-- TASK STATEMENT --
Return each line in the records below that includes "label".

■ ■ ■ ■ ■ ■ ■

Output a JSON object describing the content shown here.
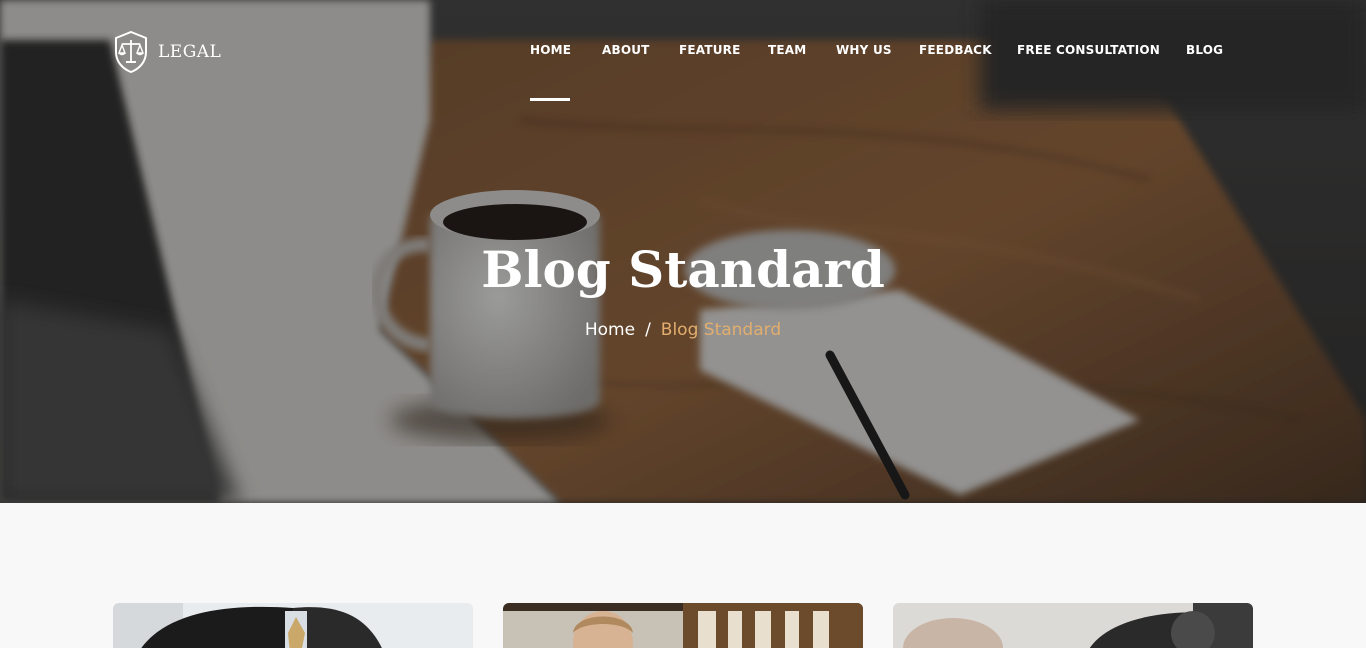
{
  "header": {
    "logo_text": "LEGAL",
    "logo_icon": "scales-shield-icon",
    "nav": [
      {
        "label": "HOME",
        "active": true
      },
      {
        "label": "ABOUT"
      },
      {
        "label": "FEATURE"
      },
      {
        "label": "TEAM"
      },
      {
        "label": "WHY US"
      },
      {
        "label": "FEEDBACK"
      },
      {
        "label": "FREE CONSULTATION"
      },
      {
        "label": "BLOG"
      }
    ]
  },
  "hero": {
    "title": "Blog Standard",
    "breadcrumb": {
      "home": "Home",
      "separator": "/",
      "current": "Blog Standard"
    }
  },
  "colors": {
    "accent": "#e2ae6d",
    "page_background": "#f8f8f8"
  }
}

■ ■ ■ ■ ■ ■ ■

-- ANSWER FOR THIS EXERCISE --
        "label": "HOME",
        "label": "ABOUT"
        "label": "FEATURE"
        "label": "TEAM"
        "label": "WHY US"
        "label": "FEEDBACK"
        "label": "FREE CONSULTATION"
        "label": "BLOG"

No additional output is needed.